Stephanie Liang WR98 C1 Prof.Michaud Essay 1-Final states”(103). Had he not used these constructions and instead stopped at “drama”, the readers would not be able to understand the various relationships during Cold War. These succinct constructions allow a straight-forward understanding of the essay and help gain readers’ agreement. In addition of short phrases, the author contrasts the global atmosphere during Cold War period to that at present in separate paragraphs but with highly identical structures. For example, he utilizes the features of “division” and “wall” (102) to serve as a foil to the “integration” and “web” (102) concepts of globalization system by including detailed description of the better-being in the latter system, and in doing so, makes it obvious to readers that two systems possess different nature and that the new one is favored. Another structure technique Friedman uses is parallelism, which illustrates the divergent communication phenomena of two systems: “In the cold war we reached for the hotline, which was a symbol that we were all divided but at least two people were in charge…In the globalization system we reach for the Internet, which is a symbol that we are all connected and nobody is quite in charge” (103). This equal paragraph distribution of two discussed subjects enables readers to
Three levels of analysis, each with its own distinct strength, reveals three different ways of understanding international relations. The first states that all nation-states behave similarly, the second emphasizes the unique internal factors of a nation-state, while the third level of analysis focuses on the individual deciding a state&#8217;s course of action. Each level of analysis is useful in the study of international relations. Indeed, used all together, it is not long before arriving at a point where a vast number of explanations for the actions of a country are brought to light. However, to best understand international relations, one level of analysis is more useful than the rest, because it provides the most comprehensive
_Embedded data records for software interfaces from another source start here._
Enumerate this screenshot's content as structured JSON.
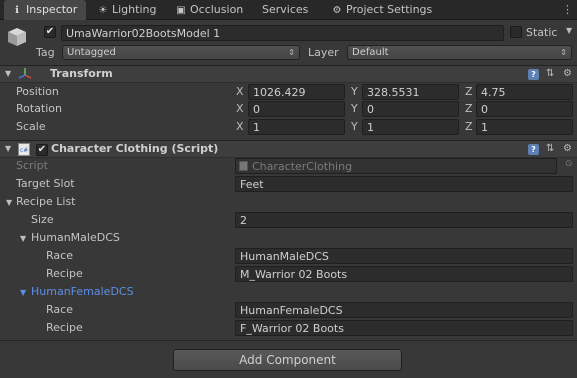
{
  "tabs": [
    {
      "label": "Inspector",
      "icon": "info-icon"
    },
    {
      "label": "Lighting",
      "icon": "lighting-icon"
    },
    {
      "label": "Occlusion",
      "icon": "occlusion-icon"
    },
    {
      "label": "Services",
      "icon": ""
    },
    {
      "label": "Project Settings",
      "icon": "gear-icon"
    }
  ],
  "object": {
    "name": "UmaWarrior02BootsModel 1",
    "static_label": "Static",
    "tag_label": "Tag",
    "tag_value": "Untagged",
    "layer_label": "Layer",
    "layer_value": "Default"
  },
  "transform": {
    "title": "Transform",
    "rows": [
      {
        "label": "Position",
        "x": "1026.429",
        "y": "328.5531",
        "z": "4.75"
      },
      {
        "label": "Rotation",
        "x": "0",
        "y": "0",
        "z": "0"
      },
      {
        "label": "Scale",
        "x": "1",
        "y": "1",
        "z": "1"
      }
    ],
    "axes": [
      "X",
      "Y",
      "Z"
    ]
  },
  "character_clothing": {
    "title": "Character Clothing (Script)",
    "script_label": "Script",
    "script_value": "CharacterClothing",
    "target_slot_label": "Target Slot",
    "target_slot_value": "Feet",
    "recipe_list_label": "Recipe List",
    "size_label": "Size",
    "size_value": "2",
    "groups": [
      {
        "name": "HumanMaleDCS",
        "race_label": "Race",
        "race_value": "HumanMaleDCS",
        "recipe_label": "Recipe",
        "recipe_value": "M_Warrior 02 Boots"
      },
      {
        "name": "HumanFemaleDCS",
        "race_label": "Race",
        "race_value": "HumanFemaleDCS",
        "recipe_label": "Recipe",
        "recipe_value": "F_Warrior 02 Boots"
      }
    ]
  },
  "add_component_label": "Add Component",
  "colors": {
    "background": "#383838",
    "selected_text": "#5b8fe8",
    "help_icon": "#5d7fb3"
  }
}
FitzGerald and Cook-Martin (2014), through there chapters, provide how policies today are shaped by policies of the past, and the policies here, have been shaped by the policies there. Therefore, they provide a three-dimensional analytical model, focusing on the interactions between national and international levels over time (8). The three dimensions are temporal, vertical and horizontal (9).
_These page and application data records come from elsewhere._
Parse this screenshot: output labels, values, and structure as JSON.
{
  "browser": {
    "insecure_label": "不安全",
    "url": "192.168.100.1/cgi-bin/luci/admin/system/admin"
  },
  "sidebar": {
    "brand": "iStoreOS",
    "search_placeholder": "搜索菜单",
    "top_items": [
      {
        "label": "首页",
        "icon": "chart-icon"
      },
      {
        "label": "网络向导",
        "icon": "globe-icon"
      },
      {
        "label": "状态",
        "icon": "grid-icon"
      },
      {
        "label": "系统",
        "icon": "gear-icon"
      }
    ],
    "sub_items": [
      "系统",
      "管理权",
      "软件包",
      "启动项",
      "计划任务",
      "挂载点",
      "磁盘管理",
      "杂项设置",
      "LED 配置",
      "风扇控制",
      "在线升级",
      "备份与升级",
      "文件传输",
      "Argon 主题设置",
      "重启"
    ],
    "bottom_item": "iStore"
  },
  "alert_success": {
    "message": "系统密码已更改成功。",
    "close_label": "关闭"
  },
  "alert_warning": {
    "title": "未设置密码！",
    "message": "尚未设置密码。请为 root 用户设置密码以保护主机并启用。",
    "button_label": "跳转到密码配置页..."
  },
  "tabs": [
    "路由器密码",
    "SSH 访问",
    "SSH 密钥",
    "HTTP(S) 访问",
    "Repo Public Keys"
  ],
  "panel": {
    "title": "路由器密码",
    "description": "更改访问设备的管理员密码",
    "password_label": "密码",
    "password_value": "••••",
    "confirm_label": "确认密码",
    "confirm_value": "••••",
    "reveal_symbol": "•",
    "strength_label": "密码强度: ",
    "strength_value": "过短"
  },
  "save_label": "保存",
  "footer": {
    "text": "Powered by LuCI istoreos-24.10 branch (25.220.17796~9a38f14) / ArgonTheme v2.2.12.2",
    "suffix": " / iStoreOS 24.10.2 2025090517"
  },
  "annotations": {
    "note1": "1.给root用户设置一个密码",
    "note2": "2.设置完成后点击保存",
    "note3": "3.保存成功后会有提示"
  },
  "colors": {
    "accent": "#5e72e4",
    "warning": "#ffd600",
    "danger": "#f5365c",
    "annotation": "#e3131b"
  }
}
Realism has dominated international relations theory since emerging in the 1930’s. The era of state conflict lasting from the 1930’s to the end of the cold war in 1947, proved the perfect hostile environment to fit the largely pessimistic view of world politics. While many aspects of realism are still alive in International Relations today; including the dominant presence of states, intrinsic of war and the decentralised government. However, realism only reaches so far in explaining and creating a structure for international relations. Whilst the strengths of the theory lie in its pragmatic approach to power politics and conflict. However, the realist view is weakened by changes in the way that conflict is fought, the ineffectiveness of the balance of power model and the increasing global and interconnected world. Thus, using realism as a structure to explain international relations today is to some extent, a theory of the past.